This book was a Newbery Honor book this year and for good reason. It is beautifully written with rich language. I really enjoyed reading it. However, the plot is a bit complicated for younger readers to enjoy independently. I read it aloud to my class last year and they did not love it. I would recommend it for grades 6-8. 
The True Blue Scouts of Sugar Man Swamp
by Kathy Appelt
This book was entertaining, but a little difficult to follow. It is mostly fantasy where two raccoons, who live in an abandoned Desoto, try to save Sugar Man Swamp from development. The Sugar Man is an ornery "Bigfoot" type character who is said to protect the swamp. There is also a realistic plot line where a family may lose their land and livelihood to developers. The writing is creative and rich, but I have not found a student who has enjoyed it very much.


  1. I greatly appreciate the honesty of your reviews. I have started to feel like many bloggers only post positive reviews of every book they read. It's not helpful to read reviews if every book gets 4 or 5 stars! While I have only read 2 of the books you mention, I had so much hope for The Real Boy after all the advanced press, and I too was disappointed. I try to read books as if I'm a fourth grader (the grade I teach), and felt that if I was getting confused as a 48 year old, a 9 year old would be really baffled. It wasn't a hit in my class. I enjoyed Doll Bones more, but also found sections confusing. Again--thanks for honest assessments, especially when you mentioned that not many students liked a book. That's a pretty big indication a book has issues. I find many children's book may appeal more to adult readers, but the actual audience for the book may not appreciate (or get) it. One book that actually had this issue in my class was The One and Only Ivan! I'm sure if it was read aloud, kids would enjoy it (with the added discussing/commentary of a read aloud). But many of my students who read it themselves were unmoved. Isn't that strange?

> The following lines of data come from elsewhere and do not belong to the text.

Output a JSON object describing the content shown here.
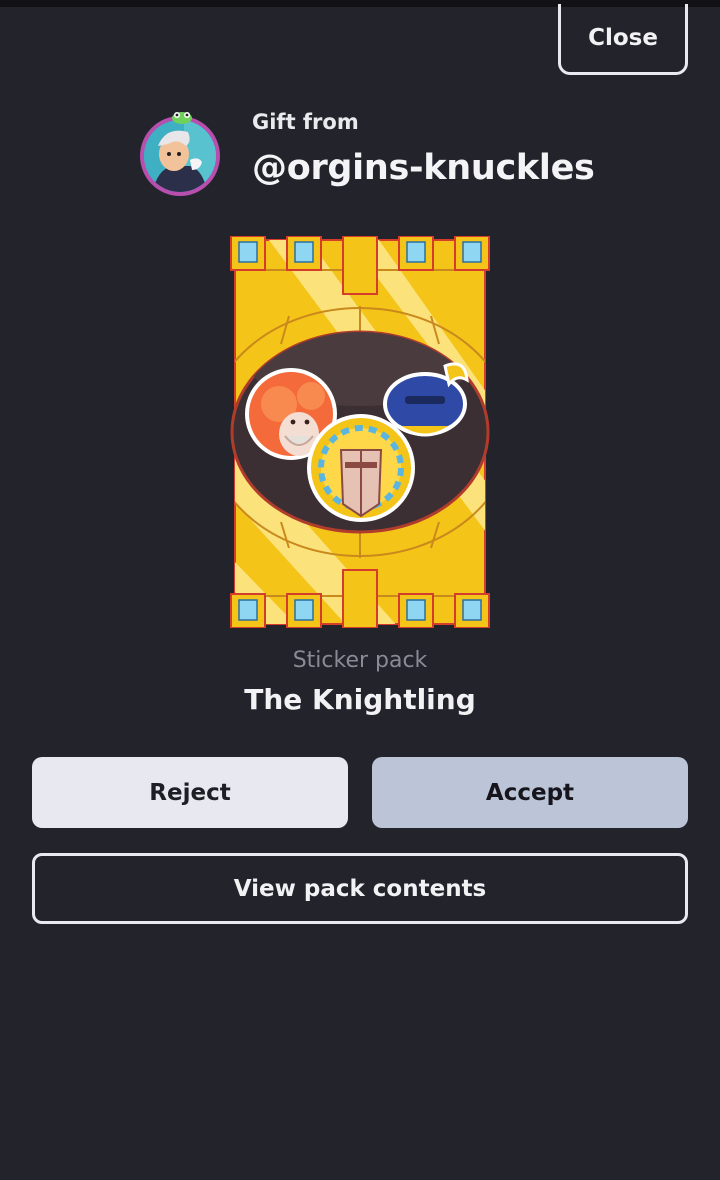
{
  "header": {
    "close_label": "Close"
  },
  "gift": {
    "from_label": "Gift from",
    "username": "@orgins-knuckles",
    "avatar_icon": "user-avatar"
  },
  "pack": {
    "type_label": "Sticker pack",
    "name": "The Knightling",
    "art_icon": "sticker-pack-art"
  },
  "actions": {
    "reject_label": "Reject",
    "accept_label": "Accept",
    "view_contents_label": "View pack contents"
  },
  "colors": {
    "background": "#23232b",
    "accept_fill": "#bcc4d8",
    "reject_fill": "#e8e8f0",
    "pack_gold": "#f5c418"
  }
}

    1. I totally agree with you Susan. Adult readers can appreciate the writing in a book much more than students. I have read Ivan aloud and kids loved it, but not many have chosen it for themselves. It is not comfortable to share feelings about a book that are not glowing, but I try to be respectful. I am hoping to save people time and help them select the best books for their students/children. I too, read everything from the eye of a 9 year old. :-) Thanks for your comments.